-------- EXCERPTED RECORDS --------

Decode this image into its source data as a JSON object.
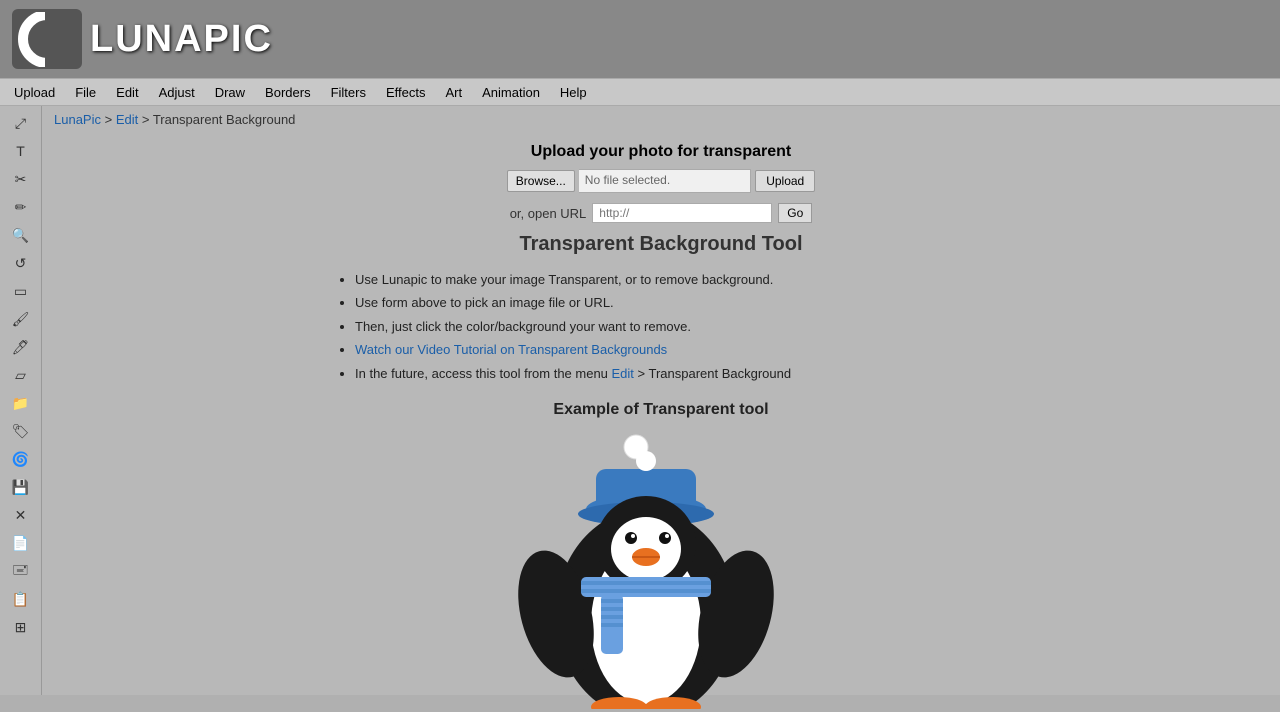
{
  "header": {
    "logo_text": "LUNAPIC"
  },
  "navbar": {
    "items": [
      {
        "label": "Upload",
        "id": "nav-upload"
      },
      {
        "label": "File",
        "id": "nav-file"
      },
      {
        "label": "Edit",
        "id": "nav-edit"
      },
      {
        "label": "Adjust",
        "id": "nav-adjust"
      },
      {
        "label": "Draw",
        "id": "nav-draw"
      },
      {
        "label": "Borders",
        "id": "nav-borders"
      },
      {
        "label": "Filters",
        "id": "nav-filters"
      },
      {
        "label": "Effects",
        "id": "nav-effects"
      },
      {
        "label": "Art",
        "id": "nav-art"
      },
      {
        "label": "Animation",
        "id": "nav-animation"
      },
      {
        "label": "Help",
        "id": "nav-help"
      }
    ]
  },
  "breadcrumb": {
    "home_label": "LunaPic",
    "separator1": " > ",
    "edit_label": "Edit",
    "separator2": " > ",
    "current": "Transparent Background"
  },
  "upload": {
    "title": "Upload your photo for transparent",
    "browse_label": "Browse...",
    "file_placeholder": "No file selected.",
    "upload_label": "Upload"
  },
  "url_section": {
    "label": "or, open URL",
    "placeholder": "http://",
    "go_label": "Go"
  },
  "tool": {
    "title": "Transparent Background Tool",
    "bullets": [
      "Use Lunapic to make your image Transparent, or to remove background.",
      "Use form above to pick an image file or URL.",
      "Then, just click the color/background your want to remove.",
      "Watch our Video Tutorial on Transparent Backgrounds",
      "In the future, access this tool from the menu Edit > Transparent Background"
    ],
    "video_link_text": "Watch our Video Tutorial on Transparent Backgrounds",
    "edit_link_text": "Edit"
  },
  "example": {
    "title": "Example of Transparent tool"
  },
  "sidebar": {
    "icons": [
      {
        "name": "move",
        "symbol": "⤢"
      },
      {
        "name": "text",
        "symbol": "T"
      },
      {
        "name": "scissors",
        "symbol": "✂"
      },
      {
        "name": "pencil",
        "symbol": "✏"
      },
      {
        "name": "zoom",
        "symbol": "🔍"
      },
      {
        "name": "rotate",
        "symbol": "↺"
      },
      {
        "name": "rectangle",
        "symbol": "▭"
      },
      {
        "name": "brush",
        "symbol": "🖌"
      },
      {
        "name": "eyedropper",
        "symbol": "💉"
      },
      {
        "name": "eraser",
        "symbol": "▱"
      },
      {
        "name": "folder",
        "symbol": "📁"
      },
      {
        "name": "tag",
        "symbol": "🏷"
      },
      {
        "name": "swirl",
        "symbol": "🌀"
      },
      {
        "name": "save",
        "symbol": "💾"
      },
      {
        "name": "close",
        "symbol": "✕"
      },
      {
        "name": "document",
        "symbol": "📄"
      },
      {
        "name": "stamp",
        "symbol": "🖃"
      },
      {
        "name": "copy",
        "symbol": "📋"
      },
      {
        "name": "layers",
        "symbol": "⊞"
      }
    ]
  }
}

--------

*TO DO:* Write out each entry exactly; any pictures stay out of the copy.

*TASK OUTPUT:*
Decode this image into its source data as a JSON object.
{
  "header": {
    "logo_text": "LUNAPIC"
  },
  "navbar": {
    "items": [
      {
        "label": "Upload",
        "id": "nav-upload"
      },
      {
        "label": "File",
        "id": "nav-file"
      },
      {
        "label": "Edit",
        "id": "nav-edit"
      },
      {
        "label": "Adjust",
        "id": "nav-adjust"
      },
      {
        "label": "Draw",
        "id": "nav-draw"
      },
      {
        "label": "Borders",
        "id": "nav-borders"
      },
      {
        "label": "Filters",
        "id": "nav-filters"
      },
      {
        "label": "Effects",
        "id": "nav-effects"
      },
      {
        "label": "Art",
        "id": "nav-art"
      },
      {
        "label": "Animation",
        "id": "nav-animation"
      },
      {
        "label": "Help",
        "id": "nav-help"
      }
    ]
  },
  "breadcrumb": {
    "home_label": "LunaPic",
    "separator1": " > ",
    "edit_label": "Edit",
    "separator2": " > ",
    "current": "Transparent Background"
  },
  "upload": {
    "title": "Upload your photo for transparent",
    "browse_label": "Browse...",
    "file_placeholder": "No file selected.",
    "upload_label": "Upload"
  },
  "url_section": {
    "label": "or, open URL",
    "placeholder": "http://",
    "go_label": "Go"
  },
  "tool": {
    "title": "Transparent Background Tool",
    "bullets": [
      "Use Lunapic to make your image Transparent, or to remove background.",
      "Use form above to pick an image file or URL.",
      "Then, just click the color/background your want to remove.",
      "Watch our Video Tutorial on Transparent Backgrounds",
      "In the future, access this tool from the menu Edit > Transparent Background"
    ],
    "video_link_text": "Watch our Video Tutorial on Transparent Backgrounds",
    "edit_link_text": "Edit"
  },
  "example": {
    "title": "Example of Transparent tool"
  },
  "sidebar": {
    "icons": [
      {
        "name": "move",
        "symbol": "⤢"
      },
      {
        "name": "text",
        "symbol": "T"
      },
      {
        "name": "scissors",
        "symbol": "✂"
      },
      {
        "name": "pencil",
        "symbol": "✏"
      },
      {
        "name": "zoom",
        "symbol": "🔍"
      },
      {
        "name": "rotate",
        "symbol": "↺"
      },
      {
        "name": "rectangle",
        "symbol": "▭"
      },
      {
        "name": "brush",
        "symbol": "🖌"
      },
      {
        "name": "eyedropper",
        "symbol": "💉"
      },
      {
        "name": "eraser",
        "symbol": "▱"
      },
      {
        "name": "folder",
        "symbol": "📁"
      },
      {
        "name": "tag",
        "symbol": "🏷"
      },
      {
        "name": "swirl",
        "symbol": "🌀"
      },
      {
        "name": "save",
        "symbol": "💾"
      },
      {
        "name": "close",
        "symbol": "✕"
      },
      {
        "name": "document",
        "symbol": "📄"
      },
      {
        "name": "stamp",
        "symbol": "🖃"
      },
      {
        "name": "copy",
        "symbol": "📋"
      },
      {
        "name": "layers",
        "symbol": "⊞"
      }
    ]
  }
}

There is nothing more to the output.